- Rater Modelling. Rater models quantify rater error directly, so their utility is distinguished from IRR and drift adjustments by their potential to produce item scores for each response that account for rater inaccuracy. In practice, these methods require additional empirical research and are more complex than IRR. However, they do offer a direct means to mitigate the impact of accumulating rater inaccuracies as we construct tests with more constructed response items. As we simultaneously increase our reliance on automated raters to produce a single score of record, this type of approach might also provide a more solid basis for improving the quality of automatically produced scores as well.
The Bottom Line
Whether one or all items on a test require written responses, IRR indirectly measures their score quality one item at a time. Agreement statistics cannot be used to establish the amount or type of rater inaccuracy that is present in item scoring, and therefore its potential impact on total test scores cannot be fully characterized or controlled without the application of additional methods or statistical models.
Finally, the agreement thresholds that are used in practice to defend score quality may leave room for more rater inaccuracy than we are willing to accept as the number of constructed response items increases. I propose that it is time to consider a more comprehensive view of controlling score quality and recommend using a multistage approach that attends to mitigating rater inaccuracies before, during, and after operational test scoring.

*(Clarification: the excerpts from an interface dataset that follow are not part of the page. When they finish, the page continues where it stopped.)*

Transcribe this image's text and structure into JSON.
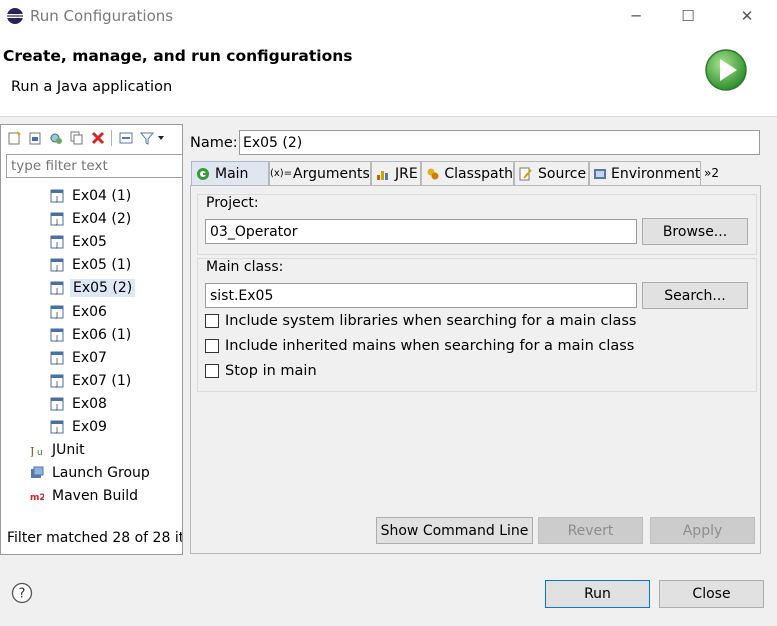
{
  "window": {
    "title": "Run Configurations",
    "minimize_glyph": "─",
    "maximize_glyph": "☐",
    "close_glyph": "✕"
  },
  "header": {
    "title": "Create, manage, and run configurations",
    "subtitle": "Run a Java application"
  },
  "left": {
    "filter_placeholder": "type filter text",
    "items": [
      {
        "label": "Ex04 (1)",
        "icon": "java-app-icon"
      },
      {
        "label": "Ex04 (2)",
        "icon": "java-app-icon"
      },
      {
        "label": "Ex05",
        "icon": "java-app-icon"
      },
      {
        "label": "Ex05 (1)",
        "icon": "java-app-icon"
      },
      {
        "label": "Ex05 (2)",
        "icon": "java-app-icon",
        "selected": true
      },
      {
        "label": "Ex06",
        "icon": "java-app-icon"
      },
      {
        "label": "Ex06 (1)",
        "icon": "java-app-icon"
      },
      {
        "label": "Ex07",
        "icon": "java-app-icon"
      },
      {
        "label": "Ex07 (1)",
        "icon": "java-app-icon"
      },
      {
        "label": "Ex08",
        "icon": "java-app-icon"
      },
      {
        "label": "Ex09",
        "icon": "java-app-icon"
      },
      {
        "label": "JUnit",
        "icon": "junit-icon"
      },
      {
        "label": "Launch Group",
        "icon": "launch-group-icon"
      },
      {
        "label": "Maven Build",
        "icon": "maven-icon"
      }
    ],
    "filter_status": "Filter matched 28 of 28 it"
  },
  "config": {
    "name_label": "Name:",
    "name_value": "Ex05 (2)",
    "tabs": [
      {
        "label": "Main",
        "icon": "main-tab-icon"
      },
      {
        "label": "Arguments",
        "icon": "arguments-icon"
      },
      {
        "label": "JRE",
        "icon": "jre-icon"
      },
      {
        "label": "Classpath",
        "icon": "classpath-icon"
      },
      {
        "label": "Source",
        "icon": "source-icon"
      },
      {
        "label": "Environment",
        "icon": "environment-icon"
      },
      {
        "label": "»2",
        "icon": ""
      }
    ],
    "project_label": "Project:",
    "project_value": "03_Operator",
    "browse_label": "Browse...",
    "main_class_label": "Main class:",
    "main_class_value": "sist.Ex05",
    "search_label": "Search...",
    "checks": [
      "Include system libraries when searching for a main class",
      "Include inherited mains when searching for a main class",
      "Stop in main"
    ],
    "show_command_line": "Show Command Line",
    "revert": "Revert",
    "apply": "Apply"
  },
  "footer": {
    "run": "Run",
    "close": "Close"
  },
  "colors": {
    "accent": "#0078d7",
    "selection": "#dde8f5",
    "run_green": "#3aa53a"
  }
}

Casabianca, J.M., Junker, B.W. & Patz, R.J. (2016). Hierarchical rater models. In W.J. van der Linden (Ed.), Handbook of Item Response Theory Volume One: Models. Boca Raton, FL: CRC Press.
Leacock, Claudia, Gonzalez, Erin, Conarroe, Mike. (2014). Developing effective scoring rubrics for AI short answer scoring. McGraw-Hill Education CTB Innovative Research and Development Grant. Monterey: McGraw-Hill Education CTB.
Linacre, J. M. (1989). Many-faceted Rasch measurement. Chicago, IL: MESA Press.
Patz, R.J., Junker, B.W., Johnson, M.S., Mariano, L.T. (2002). The hierarchical rater model for rated test items and its application to large-scale educational assessment data. Journal of Educational and Behavioral Statistics, 27(4), 341-384.
Verhelst, N. D., & Verstralen, H. H. F. M. (2001). An IRT model for multiple raters. In A. Boomsma, M. A. J. Van Duijn, and T. A. B. Snijders (Eds.), Essays on item response modeling. New York, NY: Springer-Verlag.
Wilson, M., & Hoskens, M. (2001). The rater bundle model. Journal of Educational and Behavioral Statistics, 26, 283-306.